EXERCISE DATA:
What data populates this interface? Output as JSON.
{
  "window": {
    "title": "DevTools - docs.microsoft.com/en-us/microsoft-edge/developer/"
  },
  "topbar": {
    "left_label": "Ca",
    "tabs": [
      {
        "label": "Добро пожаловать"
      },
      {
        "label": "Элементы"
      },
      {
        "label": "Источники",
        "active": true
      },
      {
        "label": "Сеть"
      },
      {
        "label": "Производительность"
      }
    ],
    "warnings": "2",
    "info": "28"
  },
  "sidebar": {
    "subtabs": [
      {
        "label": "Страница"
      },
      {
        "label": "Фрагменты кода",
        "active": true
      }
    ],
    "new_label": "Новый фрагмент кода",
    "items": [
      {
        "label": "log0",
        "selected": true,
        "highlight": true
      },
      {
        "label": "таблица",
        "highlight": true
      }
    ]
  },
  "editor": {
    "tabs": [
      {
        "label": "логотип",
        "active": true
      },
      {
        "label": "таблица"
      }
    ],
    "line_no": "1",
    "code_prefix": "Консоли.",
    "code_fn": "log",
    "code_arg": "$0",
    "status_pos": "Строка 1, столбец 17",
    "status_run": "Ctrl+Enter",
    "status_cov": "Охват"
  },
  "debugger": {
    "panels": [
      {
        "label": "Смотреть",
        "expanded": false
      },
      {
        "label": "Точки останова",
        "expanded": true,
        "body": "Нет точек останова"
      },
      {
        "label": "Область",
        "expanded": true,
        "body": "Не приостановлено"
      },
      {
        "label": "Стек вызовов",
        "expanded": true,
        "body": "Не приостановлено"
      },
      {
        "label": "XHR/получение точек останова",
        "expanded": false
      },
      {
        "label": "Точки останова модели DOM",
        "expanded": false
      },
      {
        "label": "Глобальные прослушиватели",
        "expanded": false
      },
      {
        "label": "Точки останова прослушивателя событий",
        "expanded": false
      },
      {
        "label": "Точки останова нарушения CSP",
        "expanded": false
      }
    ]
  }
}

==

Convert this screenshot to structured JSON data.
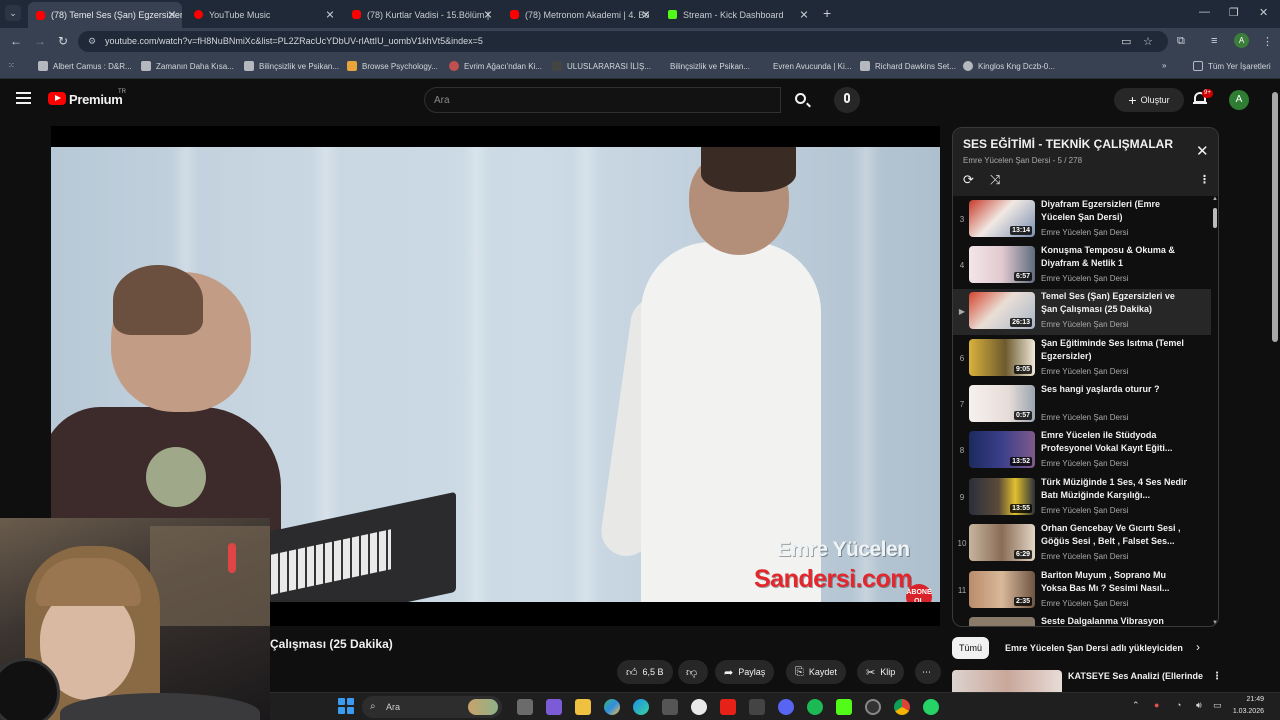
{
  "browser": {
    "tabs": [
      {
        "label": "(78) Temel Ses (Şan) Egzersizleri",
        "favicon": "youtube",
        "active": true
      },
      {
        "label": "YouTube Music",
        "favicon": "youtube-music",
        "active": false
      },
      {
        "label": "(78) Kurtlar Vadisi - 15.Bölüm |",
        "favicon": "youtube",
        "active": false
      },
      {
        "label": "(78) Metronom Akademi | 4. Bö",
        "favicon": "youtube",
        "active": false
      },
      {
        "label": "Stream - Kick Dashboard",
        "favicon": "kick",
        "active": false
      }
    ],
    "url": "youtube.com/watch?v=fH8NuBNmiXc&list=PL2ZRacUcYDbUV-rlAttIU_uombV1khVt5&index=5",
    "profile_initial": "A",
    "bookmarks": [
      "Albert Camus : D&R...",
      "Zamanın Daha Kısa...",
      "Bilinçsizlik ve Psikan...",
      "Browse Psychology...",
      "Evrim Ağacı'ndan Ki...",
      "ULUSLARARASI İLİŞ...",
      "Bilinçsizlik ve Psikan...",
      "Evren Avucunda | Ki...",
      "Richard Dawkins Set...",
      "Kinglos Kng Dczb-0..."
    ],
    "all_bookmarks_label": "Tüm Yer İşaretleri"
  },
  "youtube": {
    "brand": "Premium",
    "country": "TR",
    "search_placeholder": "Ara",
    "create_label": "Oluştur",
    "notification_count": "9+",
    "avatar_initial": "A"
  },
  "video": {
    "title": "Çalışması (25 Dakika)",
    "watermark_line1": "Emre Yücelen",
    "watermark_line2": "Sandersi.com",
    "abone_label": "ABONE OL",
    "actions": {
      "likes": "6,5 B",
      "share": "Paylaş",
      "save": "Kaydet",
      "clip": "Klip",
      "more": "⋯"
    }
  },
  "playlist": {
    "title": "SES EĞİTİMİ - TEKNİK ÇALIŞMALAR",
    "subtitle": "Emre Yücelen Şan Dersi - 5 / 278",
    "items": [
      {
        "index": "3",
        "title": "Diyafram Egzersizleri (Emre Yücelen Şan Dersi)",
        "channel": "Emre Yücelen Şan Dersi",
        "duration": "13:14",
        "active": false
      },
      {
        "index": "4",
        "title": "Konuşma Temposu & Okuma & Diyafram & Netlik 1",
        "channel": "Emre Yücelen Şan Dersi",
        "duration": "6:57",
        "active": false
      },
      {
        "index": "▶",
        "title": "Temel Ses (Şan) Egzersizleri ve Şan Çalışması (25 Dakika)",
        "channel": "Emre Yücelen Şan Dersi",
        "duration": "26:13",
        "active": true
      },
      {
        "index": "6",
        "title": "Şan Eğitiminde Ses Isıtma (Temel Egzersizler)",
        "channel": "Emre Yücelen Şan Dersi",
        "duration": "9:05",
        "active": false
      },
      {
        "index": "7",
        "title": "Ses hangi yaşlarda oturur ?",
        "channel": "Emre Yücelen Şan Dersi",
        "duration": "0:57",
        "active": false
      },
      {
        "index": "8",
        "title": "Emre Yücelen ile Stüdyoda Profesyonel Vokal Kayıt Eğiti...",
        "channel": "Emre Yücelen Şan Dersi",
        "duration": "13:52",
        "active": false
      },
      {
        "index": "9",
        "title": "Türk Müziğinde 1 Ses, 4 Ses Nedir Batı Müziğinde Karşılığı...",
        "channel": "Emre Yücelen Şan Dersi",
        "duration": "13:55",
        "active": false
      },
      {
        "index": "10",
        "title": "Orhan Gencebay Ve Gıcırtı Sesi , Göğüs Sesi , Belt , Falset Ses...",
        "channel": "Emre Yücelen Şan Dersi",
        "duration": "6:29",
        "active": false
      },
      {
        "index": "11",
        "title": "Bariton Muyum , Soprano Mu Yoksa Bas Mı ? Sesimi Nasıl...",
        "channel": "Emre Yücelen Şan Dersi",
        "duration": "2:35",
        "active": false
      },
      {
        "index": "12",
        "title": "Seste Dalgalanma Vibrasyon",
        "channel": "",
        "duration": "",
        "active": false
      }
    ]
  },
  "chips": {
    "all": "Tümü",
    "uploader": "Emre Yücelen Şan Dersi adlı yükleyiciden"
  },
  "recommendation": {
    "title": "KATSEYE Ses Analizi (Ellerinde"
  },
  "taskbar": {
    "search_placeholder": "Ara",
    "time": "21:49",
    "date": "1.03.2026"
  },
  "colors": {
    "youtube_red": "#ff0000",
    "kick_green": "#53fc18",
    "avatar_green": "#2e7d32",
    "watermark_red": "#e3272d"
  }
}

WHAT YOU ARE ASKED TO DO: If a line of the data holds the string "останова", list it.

EXPECTED OUTPUT:
        "label": "Точки останова",
        "body": "Нет точек останова"
        "label": "XHR/получение точек останова",
        "label": "Точки останова модели DOM",
        "label": "Точки останова прослушивателя событий",
        "label": "Точки останова нарушения CSP",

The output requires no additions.